I was bummed for the person I saw from my chairlift while riding up the Colorado mountain. I’d been where they were now—overmatched and ill-prepared—on a double black diamond run. Facing a maze of moguls on what seemed like a near vertical pitch, the skier was paralyzed on the extreme slope.
There’s a reason why ski resorts post the difficulty of their ski runs for their guests. Matching your skill to the terrain is essential for success. The veteran of the mountain knows no two ski runs present the same challenges.
The meetings in your company pose various challenges as well. Each has varying degrees of difficulty.
Here’s a useful ratings guide:
Green Meeting: This is a single-function gathering, where participants benefit from shared experiences and mutual objectives. It’s not unusual for people in the meeting to consider each other friends.
Blue Meeting: Those assembled come from different parts of the organization or include customers. Participants are focused on a shared project or deliverable, often have a clearly defined charter, and have similar or identical motivations.
Black Diamond Meeting: This is a cross-functional get-together where members have different objectives and are incentivized or rewarded differently. Often, people prioritize the importance of the meeting (and the work that must be accomplished) differently.
Double Black Diamond Meeting: This meeting includes the cross-functional work described in black diamond meetings and adds the complexity of several teammates attending virtually, often calling in from far-away time zones. As well, participants in this meeting may get their pay check from different sources, meaning different companies, and their motives, are involved.

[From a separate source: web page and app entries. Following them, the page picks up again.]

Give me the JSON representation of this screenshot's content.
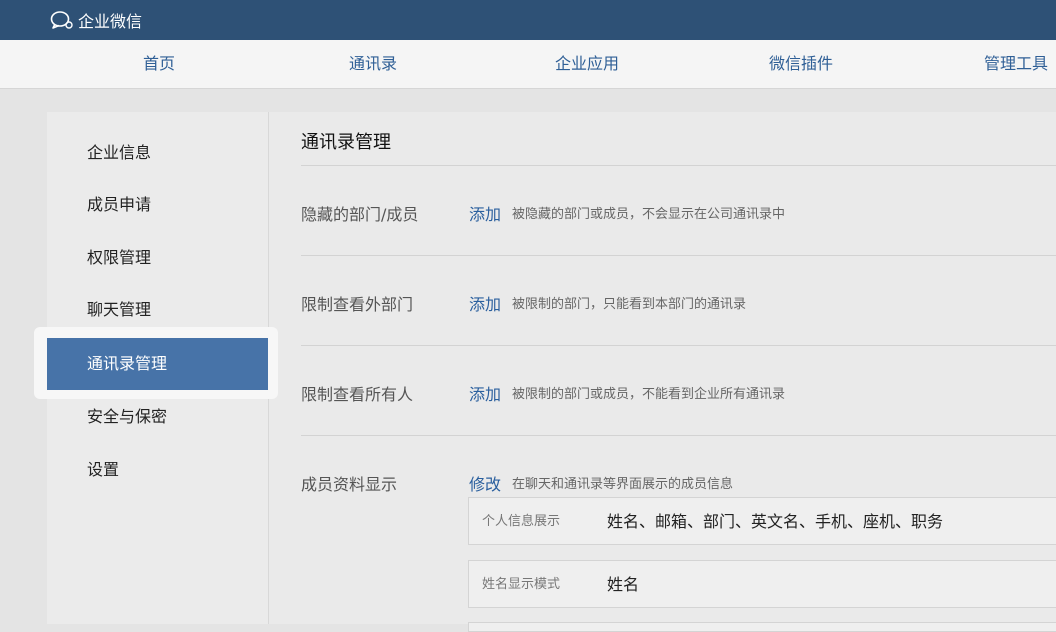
{
  "app": {
    "brand": "企业微信",
    "logo_icon": "chat-bubble-icon"
  },
  "nav": {
    "items": [
      {
        "label": "首页"
      },
      {
        "label": "通讯录"
      },
      {
        "label": "企业应用"
      },
      {
        "label": "微信插件"
      },
      {
        "label": "管理工具"
      }
    ]
  },
  "sidebar": {
    "items": [
      {
        "label": "企业信息"
      },
      {
        "label": "成员申请"
      },
      {
        "label": "权限管理"
      },
      {
        "label": "聊天管理"
      },
      {
        "label": "通讯录管理",
        "active": true
      },
      {
        "label": "安全与保密"
      },
      {
        "label": "设置"
      }
    ]
  },
  "main": {
    "title": "通讯录管理",
    "rows": [
      {
        "label": "隐藏的部门/成员",
        "action": "添加",
        "desc": "被隐藏的部门或成员，不会显示在公司通讯录中"
      },
      {
        "label": "限制查看外部门",
        "action": "添加",
        "desc": "被限制的部门，只能看到本部门的通讯录"
      },
      {
        "label": "限制查看所有人",
        "action": "添加",
        "desc": "被限制的部门或成员，不能看到企业所有通讯录"
      },
      {
        "label": "成员资料显示",
        "action": "修改",
        "desc": "在聊天和通讯录等界面展示的成员信息"
      }
    ],
    "info": [
      {
        "key": "个人信息展示",
        "value": "姓名、邮箱、部门、英文名、手机、座机、职务"
      },
      {
        "key": "姓名显示模式",
        "value": "姓名"
      }
    ]
  },
  "colors": {
    "titlebar": "#2e5176",
    "link": "#2a5f9e",
    "active_item": "#4773a8"
  }
}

Successful leaders know that no two meetings present the same challenges. That’s why they adapt their leadership based upon the needs and difficulties of the meeting they’re in.
To ski a double black diamond run requires enormous psychological guts. Leading a double black diamond meeting necessitates the ability to create psychological safety for all involved – and quickly. Fail to do this, and your meeting isn’t a gathering of the team, but merely a group of people who’ve come together to have a discussion.

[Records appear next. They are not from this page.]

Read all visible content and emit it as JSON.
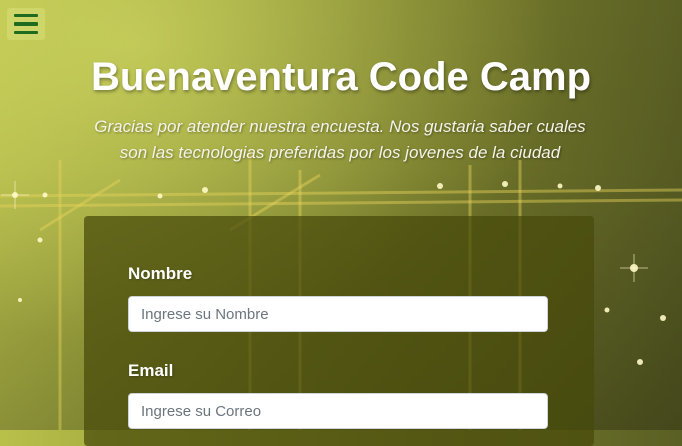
{
  "header": {
    "menu_icon": "hamburger-menu-icon",
    "title": "Buenaventura Code Camp",
    "subtitle": "Gracias por atender nuestra encuesta. Nos gustaria saber cuales son las tecnologias preferidas por los jovenes de la ciudad"
  },
  "form": {
    "name_label": "Nombre",
    "name_placeholder": "Ingrese su Nombre",
    "email_label": "Email",
    "email_placeholder": "Ingrese su Correo"
  },
  "colors": {
    "menu_icon": "#1f6b1f",
    "card_background": "#464a0a"
  }
}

That’s why successful leaders in any meeting prioritize ensuring the team defines itself. Because when a team sees itself as one, they’re more likely to act as one.
You’re standing at the edge of the world, peering over the tips of your skis into a deep, white abyss. Be ready.